Iraq set a new record in crude oil revenues in April, following the hike in prices resulting from the escalating crisis between the United States and Iran, according to figures released by the Oil Ministry.
Authorities exported about 104 million barrels last month at $67.51 per barrel. Revenues exceeded $7 billion in April.
In March, revenues reached $6.7 billion, however, oil prices have since risen as tensions between the US and Iran intensified after Washington tightened oil sanctions on Tehran in early May. The administration of US President Donald Trump also announced the dispatch of an aircraft carrier to the Arabian Gulf to counter any Iranian threats.
On May 18, Reuters reported that Exxon Mobil had evacuated all of its foreign staff, around 60 people, from Iraq’s West Qurna 1 oilfield and relocated them to Dubai.

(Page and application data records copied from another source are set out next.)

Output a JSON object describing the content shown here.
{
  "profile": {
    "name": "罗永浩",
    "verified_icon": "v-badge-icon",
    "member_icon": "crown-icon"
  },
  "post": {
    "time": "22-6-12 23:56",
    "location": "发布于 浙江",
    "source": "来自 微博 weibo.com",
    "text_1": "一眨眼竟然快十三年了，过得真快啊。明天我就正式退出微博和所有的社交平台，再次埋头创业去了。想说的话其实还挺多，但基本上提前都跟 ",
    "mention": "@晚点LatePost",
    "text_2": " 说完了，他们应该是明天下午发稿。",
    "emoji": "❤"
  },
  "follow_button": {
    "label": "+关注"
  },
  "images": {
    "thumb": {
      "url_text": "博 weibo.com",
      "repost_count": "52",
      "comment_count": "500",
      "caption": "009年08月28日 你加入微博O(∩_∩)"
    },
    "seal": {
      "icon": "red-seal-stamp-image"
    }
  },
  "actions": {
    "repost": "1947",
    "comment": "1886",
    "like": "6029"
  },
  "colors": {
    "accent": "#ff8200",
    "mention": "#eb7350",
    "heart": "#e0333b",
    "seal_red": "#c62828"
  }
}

The evacuation came just days after the US withdrew non-essential staff from its embassy in Baghdad, citing a threat from neighboring Iran, which enjoys close ties to Shiite militias in Iraq.
Head of Iraq’s state-owned South Oil Company, which owns the oil field, Ihsan Abdul Jabbar asserted that production at the oilfield was not affected by the evacuation.
“Exxon Mobil’s evacuation is a precautionary and temporary measure. We have no indication over any dangers, the situation is secure and very stable at the oilfield which is running at full capacity and producing 440,000 bpd,” he said.
However, Oil Minister Thamer al-Ghadban described ExxonMobil’s decision as “unacceptable and unjustified.”
In a statement, the minister said the temporary withdrawal of employees has nothing to do with security in southern Iraqi oilfields or any threats.
“The reasons are political and probably linked to tensions in the region,” he noted.
Ghadban added that he sent a letter to the company asking it to immediately resume work in the southern oilfields.